Tuesday, March 31, 2015

Whale Watching

Okinawa is made up of the main island of Okinawa-honto, where Naha is located, and many outer islands.

Map of Okinawa Prefecture

This trip we spent part of our time in Naha and part of our time on Aka Island in the Kerama Island group.

While staying on Aka, we took a ferry to Zamami Island, where the whale watching association is located and went on an afternoon whale watching trip. The whales are in this area from late December to early April.  As with many things in Japan, we didn’t know what was going on until it happened.  The trip was scheduled to go out at one o’clock, so we took the 11:45 am ferry from Aka, arriving at the Zamami port a little after 12 noon.  It was windy, so the whale watching desk person said a decision would be made at 12:45 pm about whether the afternoon trip would go out.  We went out looking for a place to buy lunch and ended up buying something from a small store nearby.  We got back to the port and had to rush our lunch because at 12:45 pm the trip was ready to go out. There were eight “watchers” plus the captain and the guide on our boat.   We went out in the ocean at a fast speed, then slowed down to look for the whales.  It was very exciting to see these huge animals and I was surprised by how close we were to them. I could see the scars on their skin, we were so close!  There were a couple of other boats like ours in the same area.  Ted went up to the top of the boat to take pictures, while I stayed in the front lower area. The guide told us that the baby whales stay with the mothers for almost a year.

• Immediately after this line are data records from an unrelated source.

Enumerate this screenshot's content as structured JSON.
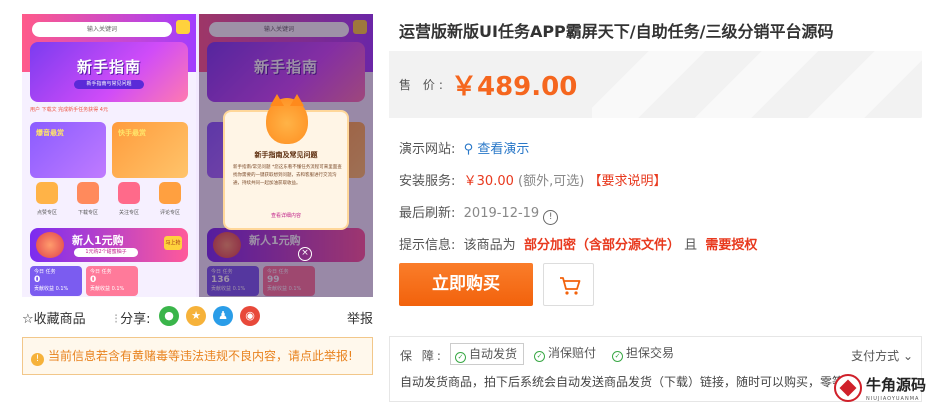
{
  "product": {
    "title": "运营版新版UI任务APP霸屏天下/自助任务/三级分销平台源码",
    "price_label": "售 价:",
    "price": "￥489.00"
  },
  "gallery": {
    "phone1": {
      "search_placeholder": "输入关键词",
      "banner_title": "新手指南",
      "banner_sub": "新手指南与常见问题",
      "notice": "用户 下载文  完成新手任务获得 4元",
      "card1": "爆音悬赏",
      "card2": "快手悬赏",
      "grid": [
        "优推荐",
        "领取赏",
        "全能推",
        "评论点",
        "分享收"
      ],
      "grid_labels": [
        "点赞专区",
        "下载专区",
        "关注专区",
        "评论专区"
      ],
      "promo_title": "新人1元购",
      "promo_sub": "1元购2个甜蜜柚子",
      "promo_tag": "马上抢",
      "stats": [
        {
          "label": "今日 任务",
          "value": "0",
          "sub": "贡献收益 0.1%"
        },
        {
          "label": "今日 任务",
          "value": "0",
          "sub": "贡献收益 0.1%"
        }
      ]
    },
    "phone2": {
      "search_placeholder": "输入关键词",
      "banner_title": "新手指南",
      "modal_title": "新手指南及常见问题",
      "modal_body": "新手指南/常见问题 *您这东看不懂任务流程可来里面查找你需要的一键获取想到问题，去和客服进行交流沟通，持续共同一起加油获取收益。",
      "modal_link": "查看详细内容",
      "promo_title": "新人1元购",
      "stats": [
        {
          "label": "今日 任务",
          "value": "136",
          "sub": "贡献收益 0.1%"
        },
        {
          "label": "今日 任务",
          "value": "99",
          "sub": "贡献收益 0.1%"
        }
      ]
    }
  },
  "actions": {
    "favorite": "☆收藏商品",
    "share": "分享:",
    "report": "举报",
    "share_icons": [
      "wechat-icon",
      "qzone-icon",
      "qq-icon",
      "weibo-icon"
    ]
  },
  "warning": "当前信息若含有黄赌毒等违法违规不良内容，请点此举报!",
  "info": {
    "demo_label": "演示网站:",
    "demo_link": "查看演示",
    "service_label": "安装服务:",
    "service_price": "￥30.00",
    "service_optional": "(额外,可选)",
    "service_required": "【要求说明】",
    "refresh_label": "最后刷新:",
    "refresh_date": "2019-12-19",
    "tips_label": "提示信息:",
    "tips_prefix": "该商品为",
    "tips_partial": "部分加密（含部分源文件）",
    "tips_mid": "且",
    "tips_auth": "需要授权"
  },
  "buttons": {
    "buy": "立即购买"
  },
  "guarantee": {
    "label": "保 障:",
    "items": [
      "自动发货",
      "消保赔付",
      "担保交易"
    ],
    "payment": "支付方式",
    "description": "自动发货商品，拍下后系统会自动发送商品发货（下载）链接，随时可以购买，零等待"
  },
  "watermark": {
    "name": "牛角源码",
    "sub": "NIUJIAOYUANMA"
  },
  "colors": {
    "accent_orange": "#f5661e",
    "price_red": "#e8391e",
    "link_blue": "#2a78c8",
    "check_green": "#3aa846"
  }
}
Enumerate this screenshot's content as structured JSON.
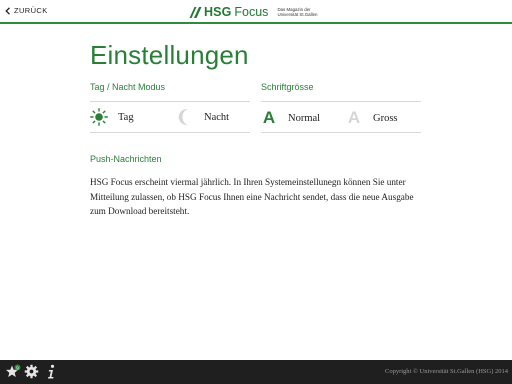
{
  "nav": {
    "back_label": "ZURÜCK"
  },
  "logo": {
    "brand": "HSG",
    "brand2": "Focus",
    "tagline_line1": "Das Magazin der",
    "tagline_line2": "Universität St.Gallen"
  },
  "page": {
    "title": "Einstellungen"
  },
  "settings": {
    "mode": {
      "label": "Tag / Nacht Modus",
      "options": [
        {
          "label": "Tag",
          "icon": "sun-icon",
          "selected": true
        },
        {
          "label": "Nacht",
          "icon": "moon-icon",
          "selected": false
        }
      ]
    },
    "font_size": {
      "label": "Schriftgrösse",
      "options": [
        {
          "label": "Normal",
          "glyph": "A",
          "selected": true
        },
        {
          "label": "Gross",
          "glyph": "A",
          "selected": false
        }
      ]
    }
  },
  "push": {
    "title": "Push-Nachrichten",
    "text": "HSG Focus erscheint viermal jährlich. In Ihren Systemeinstellunegn können Sie unter Mitteilung zulassen, ob HSG Focus Ihnen eine Nachricht sendet, dass die neue Ausgabe zum Download bereitsteht."
  },
  "footer": {
    "icons": [
      "star-badge-icon",
      "gear-icon",
      "info-icon"
    ],
    "copyright": "Copyright © Universität St.Gallen (HSG) 2014"
  },
  "colors": {
    "accent": "#2a7f38",
    "bar": "#1f1f1f",
    "muted": "#d0d0d0"
  }
}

This was an interesting experience!

This was another boat, but ours was like it.


Here is some information from the whale watching brochure:

Humpback whales circle the northern hemisphere and come back to Zamami in winter to breed in the warm waters here.  Their breeding activity brings fierce fights among the males trying to get newborn calves around Zamami or seek mating with female whales.

Humpback whales typically grow to between 13 and 15 meters long and weigh from 25 to 30 tons.  Their bodies feature the long fins measuring one third of their body length – the longest of all whale species, and a lump on the head.  They can be individually identified by the markings on the back of their tails. This is how we are able to confirm that many of these whales return to Zamami each year.

Whale watching around Zamami first begins with the search for these humpback whales from the island’s observatories by our staff, who contact the cruise captain upon confirmation of whales.  Once the boat departs, the crew will be guided to the location where the whales are spotted through radio or other devices.  In order to ensure that you can get to meet the whales, any burdens on the whales are being reduced, such as making sure not too many boats gather in the same area or get too close to the whales.  You will be able to enjoy a whale watching experience that is both humane and whale friendly.

1 comment:

  1. Oh what a fantastic time, I'm so jealous of this! I feel like I missed a lot of things in Okinawa. I shall live vicariously through you~ :D